* [SOURCE INFORMATION]
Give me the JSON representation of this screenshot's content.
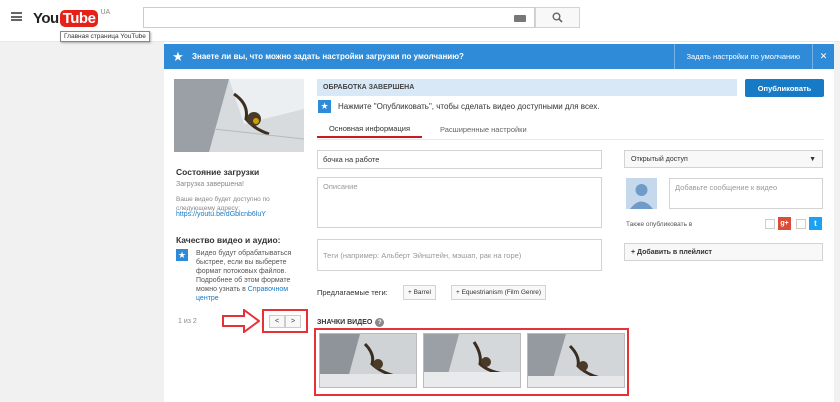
{
  "header": {
    "logo_you": "You",
    "logo_tube": "Tube",
    "logo_region": "UA",
    "logo_tooltip": "Главная страница YouTube",
    "search_placeholder": ""
  },
  "banner": {
    "text": "Знаете ли вы, что можно задать настройки загрузки по умолчанию?",
    "link": "Задать настройки по умолчанию",
    "close": "✕"
  },
  "left": {
    "status_title": "Состояние загрузки",
    "status_sub": "Загрузка завершена!",
    "status_info": "Ваше видео будет доступно по следующему адресу:",
    "video_link": "https://youtu.be/dGblcnb6luY",
    "quality_title": "Качество видео и аудио:",
    "quality_text": "Видео будут обрабатываться быстрее, если вы выберете формат потоковых файлов. Подробнее об этом формате можно узнать в ",
    "quality_link": "Справочном центре",
    "pager_text": "1 из 2",
    "pager_prev": "<",
    "pager_next": ">"
  },
  "main": {
    "processing": "ОБРАБОТКА ЗАВЕРШЕНА",
    "publish_label": "Опубликовать",
    "notice": "Нажмите \"Опубликовать\", чтобы сделать видео доступными для всех.",
    "tab_basic": "Основная информация",
    "tab_advanced": "Расширенные настройки",
    "title_value": "бочка на работе",
    "desc_placeholder": "Описание",
    "tags_placeholder": "Теги (например: Альберт Эйнштейн, мэшап, рак на горе)",
    "suggested_label": "Предлагаемые теги:",
    "suggested_tags": [
      "+ Barrel",
      "+ Equestrianism (Film Genre)"
    ],
    "thumbs_title": "ЗНАЧКИ ВИДЕО",
    "help": "?"
  },
  "right": {
    "privacy": "Открытый доступ",
    "privacy_arrow": "▼",
    "msg_placeholder": "Добавьте сообщение к видео",
    "also_publish": "Также опубликовать в",
    "gplus": "g+",
    "twitter": "t",
    "playlist": "+ Добавить в плейлист"
  },
  "colors": {
    "accent_blue": "#167ac6",
    "banner_blue": "#2f8bd8",
    "highlight_red": "#e53238"
  }
}
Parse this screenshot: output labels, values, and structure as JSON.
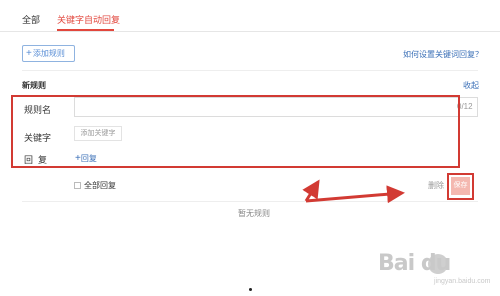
{
  "tabs": [
    {
      "label": "全部"
    },
    {
      "label": "关键字自动回复"
    }
  ],
  "toolbar": {
    "add_rule_label": "添加规则",
    "help_link": "如何设置关键词回复？"
  },
  "rule": {
    "section_title": "新规则",
    "collapse_label": "收起",
    "name_label": "规则名",
    "name_value": "",
    "name_counter": "0/12",
    "keyword_label": "关键字",
    "add_keyword_label": "添加关键字",
    "reply_label": "回复",
    "add_reply_label": "回复",
    "reply_all_label": "全部回复",
    "delete_label": "删除",
    "save_label": "保存"
  },
  "empty_state": "暂无规则",
  "watermark": {
    "logo_text": "Bai du",
    "sub_text": "jingyan.baidu.com"
  },
  "colors": {
    "accent_red": "#e2463c",
    "annotation_red": "#d23a33",
    "link_blue": "#3a6fb7"
  }
}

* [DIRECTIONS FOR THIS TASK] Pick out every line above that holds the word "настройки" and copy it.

* [PROBLEM SOLUTION]
    "text": "Знаете ли вы, что можно задать настройки загрузки по умолчанию?",
    "link": "Задать настройки по умолчанию",
    "tab_advanced": "Расширенные настройки",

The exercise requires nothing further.